#### Brief:
Search the listing below for the word "this" and copy each line that holds it.

======

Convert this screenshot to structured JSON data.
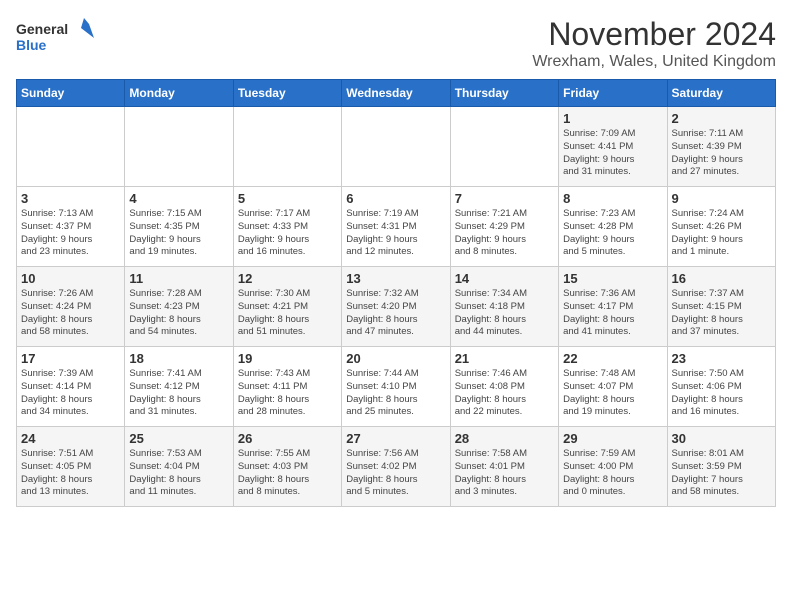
{
  "logo": {
    "line1": "General",
    "line2": "Blue"
  },
  "title": "November 2024",
  "subtitle": "Wrexham, Wales, United Kingdom",
  "days_of_week": [
    "Sunday",
    "Monday",
    "Tuesday",
    "Wednesday",
    "Thursday",
    "Friday",
    "Saturday"
  ],
  "weeks": [
    [
      {
        "day": "",
        "info": ""
      },
      {
        "day": "",
        "info": ""
      },
      {
        "day": "",
        "info": ""
      },
      {
        "day": "",
        "info": ""
      },
      {
        "day": "",
        "info": ""
      },
      {
        "day": "1",
        "info": "Sunrise: 7:09 AM\nSunset: 4:41 PM\nDaylight: 9 hours\nand 31 minutes."
      },
      {
        "day": "2",
        "info": "Sunrise: 7:11 AM\nSunset: 4:39 PM\nDaylight: 9 hours\nand 27 minutes."
      }
    ],
    [
      {
        "day": "3",
        "info": "Sunrise: 7:13 AM\nSunset: 4:37 PM\nDaylight: 9 hours\nand 23 minutes."
      },
      {
        "day": "4",
        "info": "Sunrise: 7:15 AM\nSunset: 4:35 PM\nDaylight: 9 hours\nand 19 minutes."
      },
      {
        "day": "5",
        "info": "Sunrise: 7:17 AM\nSunset: 4:33 PM\nDaylight: 9 hours\nand 16 minutes."
      },
      {
        "day": "6",
        "info": "Sunrise: 7:19 AM\nSunset: 4:31 PM\nDaylight: 9 hours\nand 12 minutes."
      },
      {
        "day": "7",
        "info": "Sunrise: 7:21 AM\nSunset: 4:29 PM\nDaylight: 9 hours\nand 8 minutes."
      },
      {
        "day": "8",
        "info": "Sunrise: 7:23 AM\nSunset: 4:28 PM\nDaylight: 9 hours\nand 5 minutes."
      },
      {
        "day": "9",
        "info": "Sunrise: 7:24 AM\nSunset: 4:26 PM\nDaylight: 9 hours\nand 1 minute."
      }
    ],
    [
      {
        "day": "10",
        "info": "Sunrise: 7:26 AM\nSunset: 4:24 PM\nDaylight: 8 hours\nand 58 minutes."
      },
      {
        "day": "11",
        "info": "Sunrise: 7:28 AM\nSunset: 4:23 PM\nDaylight: 8 hours\nand 54 minutes."
      },
      {
        "day": "12",
        "info": "Sunrise: 7:30 AM\nSunset: 4:21 PM\nDaylight: 8 hours\nand 51 minutes."
      },
      {
        "day": "13",
        "info": "Sunrise: 7:32 AM\nSunset: 4:20 PM\nDaylight: 8 hours\nand 47 minutes."
      },
      {
        "day": "14",
        "info": "Sunrise: 7:34 AM\nSunset: 4:18 PM\nDaylight: 8 hours\nand 44 minutes."
      },
      {
        "day": "15",
        "info": "Sunrise: 7:36 AM\nSunset: 4:17 PM\nDaylight: 8 hours\nand 41 minutes."
      },
      {
        "day": "16",
        "info": "Sunrise: 7:37 AM\nSunset: 4:15 PM\nDaylight: 8 hours\nand 37 minutes."
      }
    ],
    [
      {
        "day": "17",
        "info": "Sunrise: 7:39 AM\nSunset: 4:14 PM\nDaylight: 8 hours\nand 34 minutes."
      },
      {
        "day": "18",
        "info": "Sunrise: 7:41 AM\nSunset: 4:12 PM\nDaylight: 8 hours\nand 31 minutes."
      },
      {
        "day": "19",
        "info": "Sunrise: 7:43 AM\nSunset: 4:11 PM\nDaylight: 8 hours\nand 28 minutes."
      },
      {
        "day": "20",
        "info": "Sunrise: 7:44 AM\nSunset: 4:10 PM\nDaylight: 8 hours\nand 25 minutes."
      },
      {
        "day": "21",
        "info": "Sunrise: 7:46 AM\nSunset: 4:08 PM\nDaylight: 8 hours\nand 22 minutes."
      },
      {
        "day": "22",
        "info": "Sunrise: 7:48 AM\nSunset: 4:07 PM\nDaylight: 8 hours\nand 19 minutes."
      },
      {
        "day": "23",
        "info": "Sunrise: 7:50 AM\nSunset: 4:06 PM\nDaylight: 8 hours\nand 16 minutes."
      }
    ],
    [
      {
        "day": "24",
        "info": "Sunrise: 7:51 AM\nSunset: 4:05 PM\nDaylight: 8 hours\nand 13 minutes."
      },
      {
        "day": "25",
        "info": "Sunrise: 7:53 AM\nSunset: 4:04 PM\nDaylight: 8 hours\nand 11 minutes."
      },
      {
        "day": "26",
        "info": "Sunrise: 7:55 AM\nSunset: 4:03 PM\nDaylight: 8 hours\nand 8 minutes."
      },
      {
        "day": "27",
        "info": "Sunrise: 7:56 AM\nSunset: 4:02 PM\nDaylight: 8 hours\nand 5 minutes."
      },
      {
        "day": "28",
        "info": "Sunrise: 7:58 AM\nSunset: 4:01 PM\nDaylight: 8 hours\nand 3 minutes."
      },
      {
        "day": "29",
        "info": "Sunrise: 7:59 AM\nSunset: 4:00 PM\nDaylight: 8 hours\nand 0 minutes."
      },
      {
        "day": "30",
        "info": "Sunrise: 8:01 AM\nSunset: 3:59 PM\nDaylight: 7 hours\nand 58 minutes."
      }
    ]
  ]
}
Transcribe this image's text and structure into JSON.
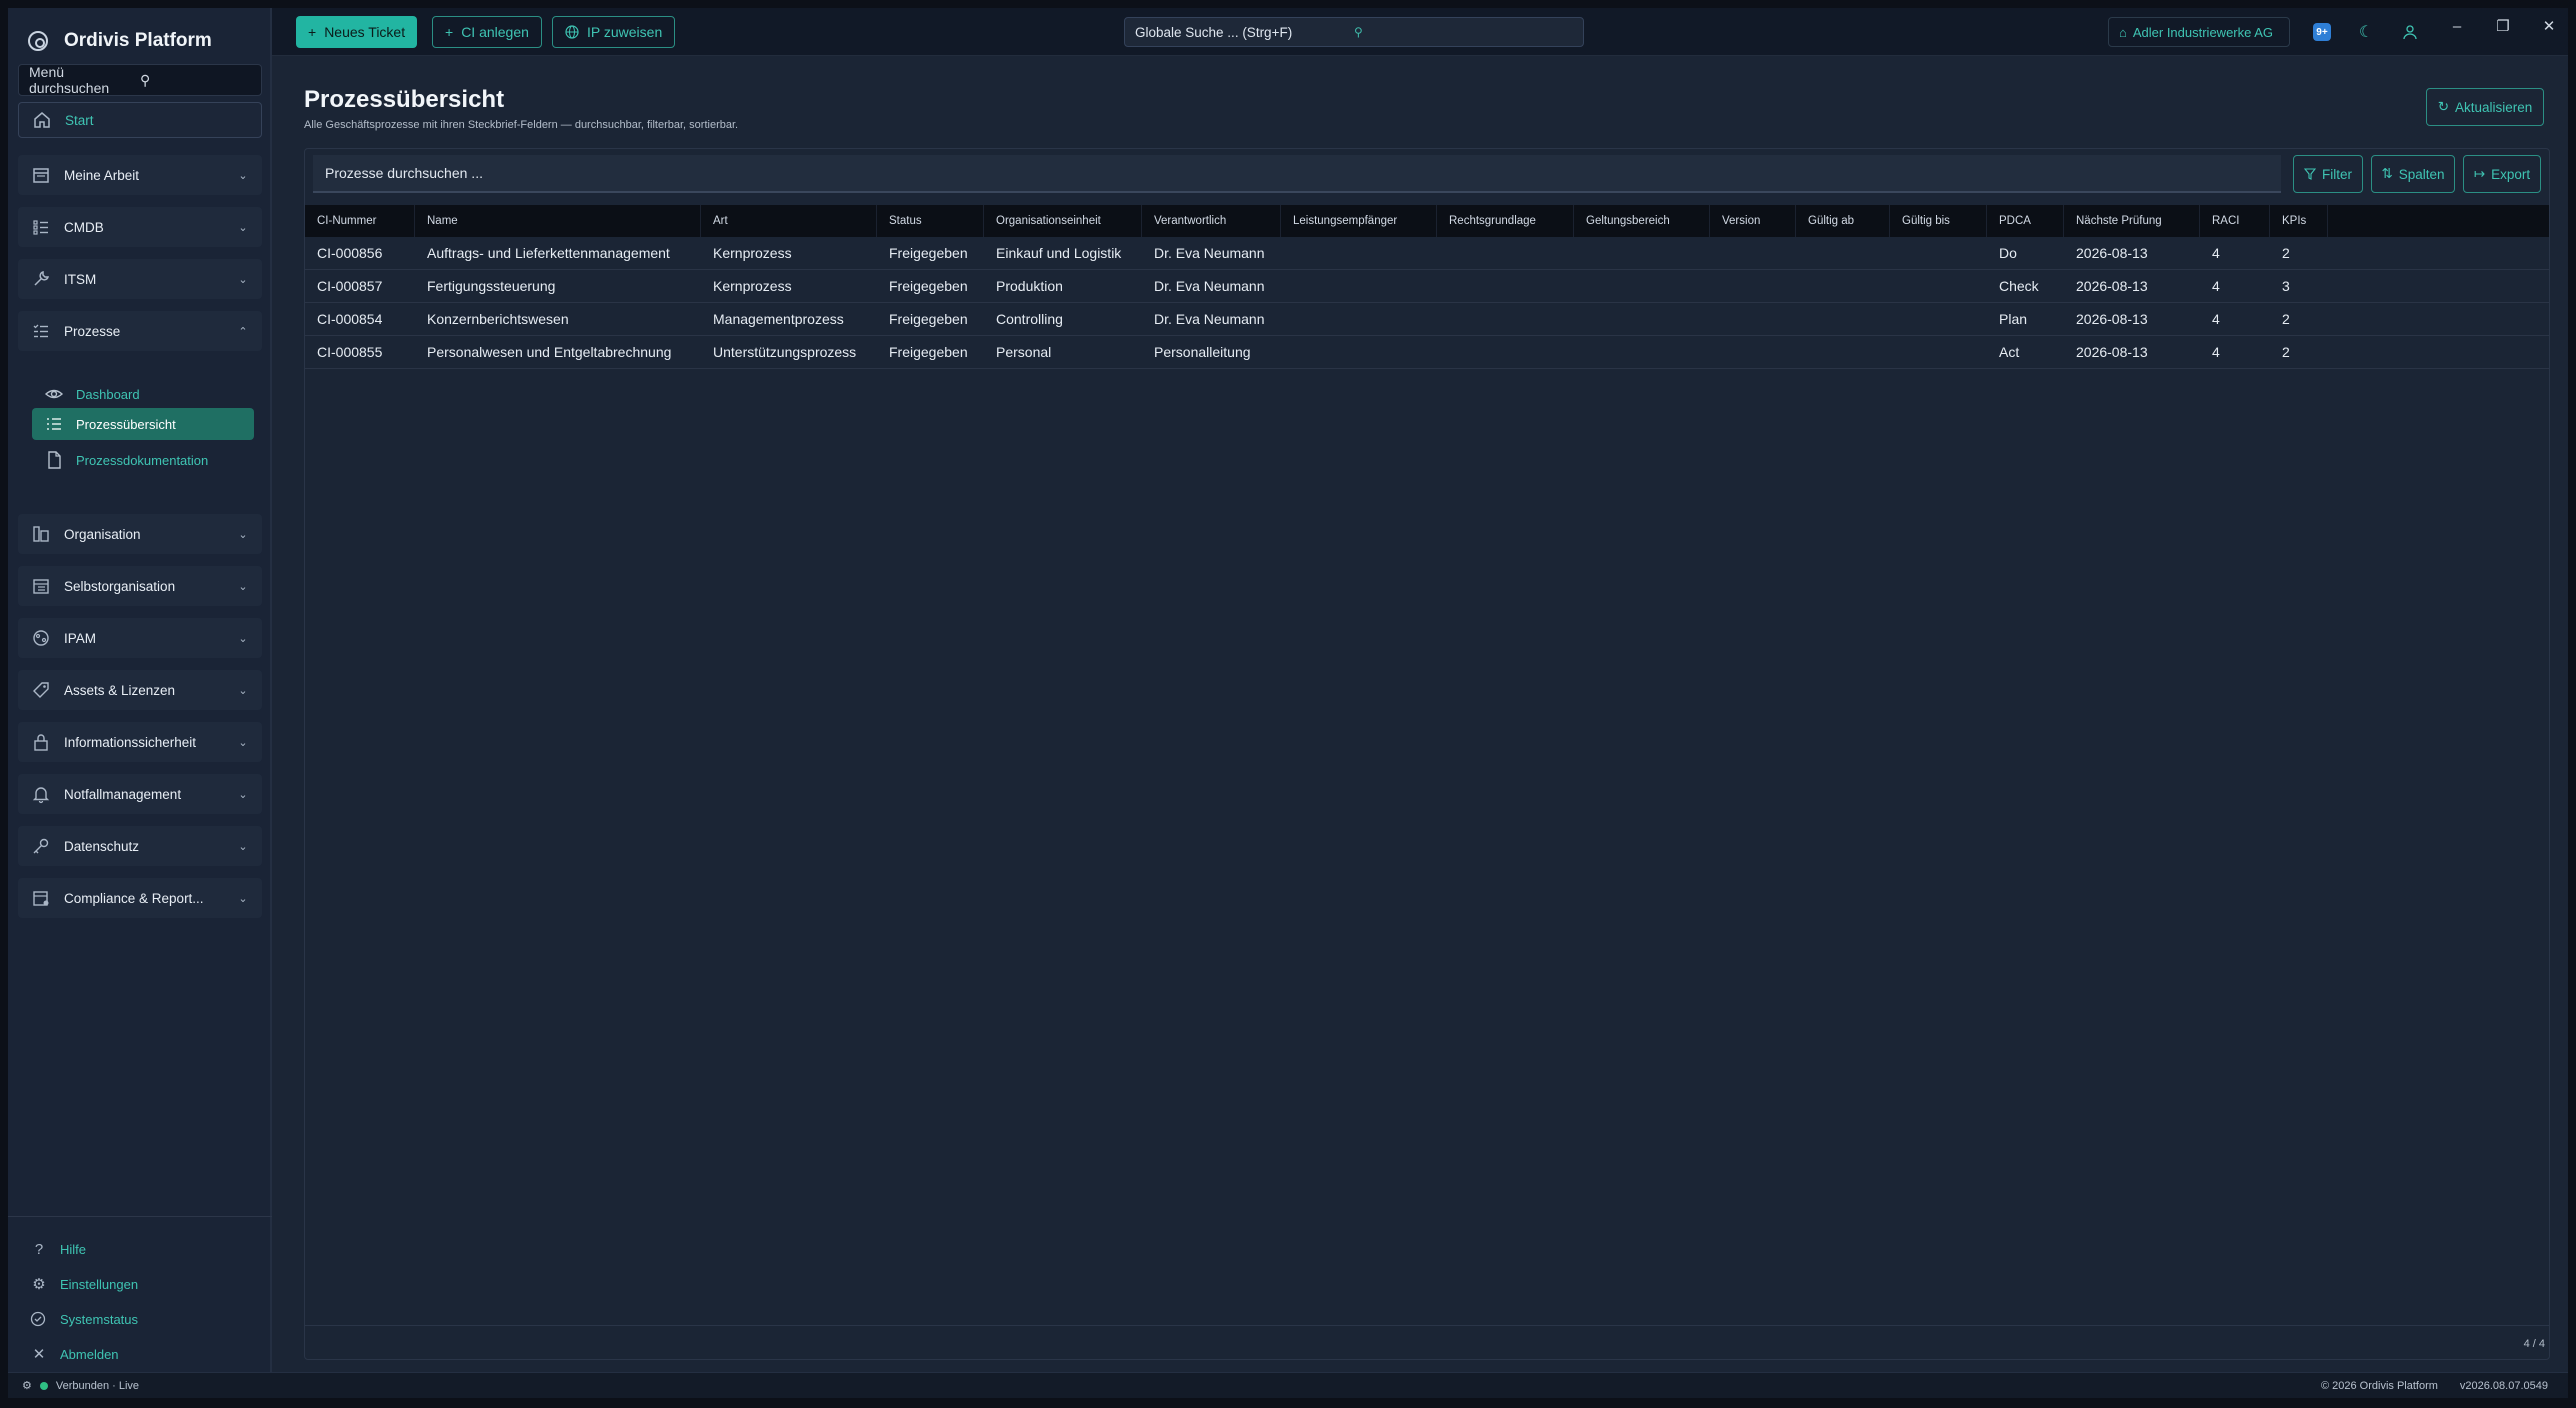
{
  "app": {
    "title": "Ordivis Platform"
  },
  "sidebar": {
    "search_placeholder": "Menü durchsuchen",
    "items": [
      {
        "label": "Start"
      },
      {
        "label": "Meine Arbeit"
      },
      {
        "label": "CMDB"
      },
      {
        "label": "ITSM"
      },
      {
        "label": "Prozesse"
      },
      {
        "label": "Organisation"
      },
      {
        "label": "Selbstorganisation"
      },
      {
        "label": "IPAM"
      },
      {
        "label": "Assets & Lizenzen"
      },
      {
        "label": "Informationssicherheit"
      },
      {
        "label": "Notfallmanagement"
      },
      {
        "label": "Datenschutz"
      },
      {
        "label": "Compliance & Report..."
      }
    ],
    "subitems": [
      {
        "label": "Dashboard"
      },
      {
        "label": "Prozessübersicht"
      },
      {
        "label": "Prozessdokumentation"
      }
    ],
    "footer": [
      {
        "label": "Hilfe"
      },
      {
        "label": "Einstellungen"
      },
      {
        "label": "Systemstatus"
      },
      {
        "label": "Abmelden"
      }
    ]
  },
  "topbar": {
    "new_ticket": "Neues Ticket",
    "ci_create": "CI anlegen",
    "ip_assign": "IP zuweisen",
    "global_search": "Globale Suche ... (Strg+F)",
    "tenant": "Adler Industriewerke AG",
    "badge": "9+"
  },
  "page": {
    "title": "Prozessübersicht",
    "subtitle": "Alle Geschäftsprozesse mit ihren Steckbrief-Feldern — durchsuchbar, filterbar, sortierbar.",
    "refresh": "Aktualisieren"
  },
  "table": {
    "search_placeholder": "Prozesse durchsuchen ...",
    "filter": "Filter",
    "columns_btn": "Spalten",
    "export": "Export",
    "columns": [
      "CI-Nummer",
      "Name",
      "Art",
      "Status",
      "Organisationseinheit",
      "Verantwortlich",
      "Leistungsempfänger",
      "Rechtsgrundlage",
      "Geltungsbereich",
      "Version",
      "Gültig ab",
      "Gültig bis",
      "PDCA",
      "Nächste Prüfung",
      "RACI",
      "KPIs"
    ],
    "rows": [
      [
        "CI-000856",
        "Auftrags- und Lieferkettenmanagement",
        "Kernprozess",
        "Freigegeben",
        "Einkauf und Logistik",
        "Dr. Eva Neumann",
        "",
        "",
        "",
        "",
        "",
        "",
        "Do",
        "2026-08-13",
        "4",
        "2"
      ],
      [
        "CI-000857",
        "Fertigungssteuerung",
        "Kernprozess",
        "Freigegeben",
        "Produktion",
        "Dr. Eva Neumann",
        "",
        "",
        "",
        "",
        "",
        "",
        "Check",
        "2026-08-13",
        "4",
        "3"
      ],
      [
        "CI-000854",
        "Konzernberichtswesen",
        "Managementprozess",
        "Freigegeben",
        "Controlling",
        "Dr. Eva Neumann",
        "",
        "",
        "",
        "",
        "",
        "",
        "Plan",
        "2026-08-13",
        "4",
        "2"
      ],
      [
        "CI-000855",
        "Personalwesen und Entgeltabrechnung",
        "Unterstützungsprozess",
        "Freigegeben",
        "Personal",
        "Personalleitung",
        "",
        "",
        "",
        "",
        "",
        "",
        "Act",
        "2026-08-13",
        "4",
        "2"
      ]
    ],
    "count": "4 / 4"
  },
  "statusbar": {
    "connection": "Verbunden · Live",
    "copyright": "© 2026 Ordivis Platform",
    "version": "v2026.08.07.0549"
  },
  "colors": {
    "accent": "#22b5a2",
    "accent_text": "#3fc4b3",
    "active_sub": "#1f6f63",
    "background": "#1b2535"
  }
}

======

#### Exercise answer:
Convert this screenshot to structured JSON data.
Transcribe this image's text and structure into JSON.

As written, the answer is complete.